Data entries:
################

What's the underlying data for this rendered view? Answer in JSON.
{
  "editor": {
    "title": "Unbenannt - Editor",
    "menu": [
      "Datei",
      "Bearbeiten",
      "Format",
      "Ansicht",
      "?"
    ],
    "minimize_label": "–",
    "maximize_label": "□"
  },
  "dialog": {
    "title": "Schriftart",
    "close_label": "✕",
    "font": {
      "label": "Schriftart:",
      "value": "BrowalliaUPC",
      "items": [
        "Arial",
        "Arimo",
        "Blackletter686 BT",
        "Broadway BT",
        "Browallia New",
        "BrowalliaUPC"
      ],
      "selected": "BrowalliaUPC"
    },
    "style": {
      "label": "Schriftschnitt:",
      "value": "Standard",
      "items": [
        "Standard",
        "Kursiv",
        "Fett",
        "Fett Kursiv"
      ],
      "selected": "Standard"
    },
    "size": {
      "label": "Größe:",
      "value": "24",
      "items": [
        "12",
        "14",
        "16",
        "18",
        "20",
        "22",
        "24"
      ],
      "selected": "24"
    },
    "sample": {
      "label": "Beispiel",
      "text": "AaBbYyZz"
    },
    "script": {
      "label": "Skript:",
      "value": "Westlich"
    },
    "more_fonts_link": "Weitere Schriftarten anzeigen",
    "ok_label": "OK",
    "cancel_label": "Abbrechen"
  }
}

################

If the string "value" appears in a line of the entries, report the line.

▶ Reply to the task:
      "value": "BrowalliaUPC",
      "value": "Standard",
      "value": "24",
      "value": "Westlich"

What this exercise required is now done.